Published: 12:37 PM 6/19/2013
Seattle, Washington - 06-18-13
I was at home and went out to my front porch to smoke after a 1 1/2 hr. nap. The sky was very clear, as it had rained earlier and all the stars were out.
Iím a stargazer and in Seattle the opportunities to gaze are fewer. I was orienting myself to the 3:00 am sky from how I saw it earlier. I was facing west over the top of my house.
I saw several random spark-like flashes in the sky. I have previously seen high flying jets which had intermittent strobe flashes, but there were no jets in this case.
I also saw what looked like the whole sky flashing as if there were lightning storms out of sight, but where I was, there were no clouds.
I stared at what I thought was a planet about 10 degrees above my chimney; Jupiter like in size thinking what planet is that?
After 3 or 4 seconds it suddenly took off heading south. I was astonished! As I followed it, it slowed way down, almost stopping, changed direction upward, and then became dimmer star-like and continued south.
Watching it change directions gave me a rush of Goosebumps. I was able to follow it visually for close to 15 seconds, until I lost sight behind trees. While I was watching it, I became aware of a bright, (again what I thought was a planet, light through holes in the tree foliage in my left peripheral vision.
After losing sight of the first object, I trained my attention to this object only to realize that it was also moving, and going toward the one I had just lost sight of.
It was travelling east to west, and just like the first one, it was Jupiter-like in size. I ran out into my yard to keep it in view. After 4 or 5 seconds, it went from bright to dim and continued west, being in view for approx. 12 seconds. I went in to note the time and grab my binoculars.
I stood out in the yard watching. The Big Dipper was low in the northwest sky.

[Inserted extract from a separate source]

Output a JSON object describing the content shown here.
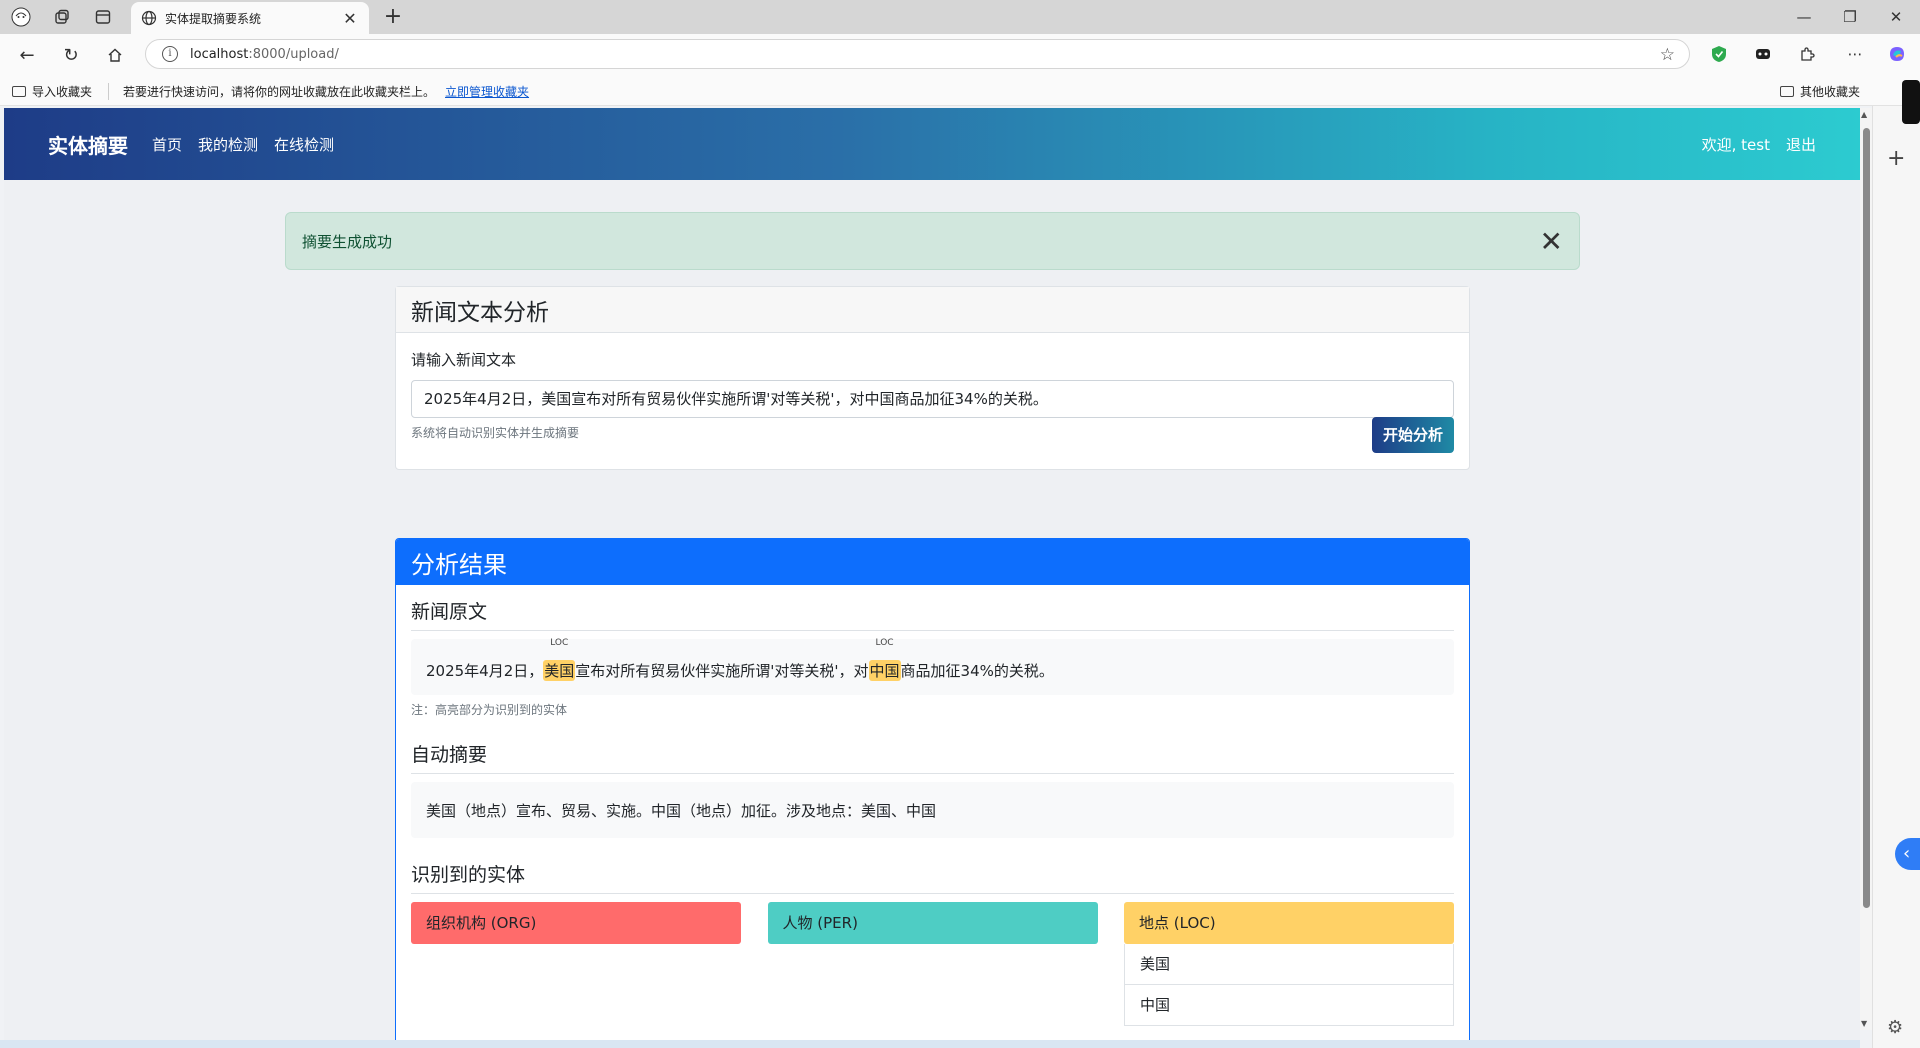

Suddenly I saw a bright flash south of the Big Dipper and saw an object travelling north toward the Dipper. I saw another like object coming toward it at an angle very fast, then slowing and matching the first ones speed and direction.
When the second one slowed down it emitted a brilliant red-orange flash. They travelled along and then through the stars making up the handle of the Big Dipper.
I watched for some 25 seconds with binoculars until they both dimmed out of sight due to distance.
I saw a number, maybe 4 or 5 random spark-like flashes in the sky, and called it quits when clouds began to move in. The sky was lightening towards the dawn.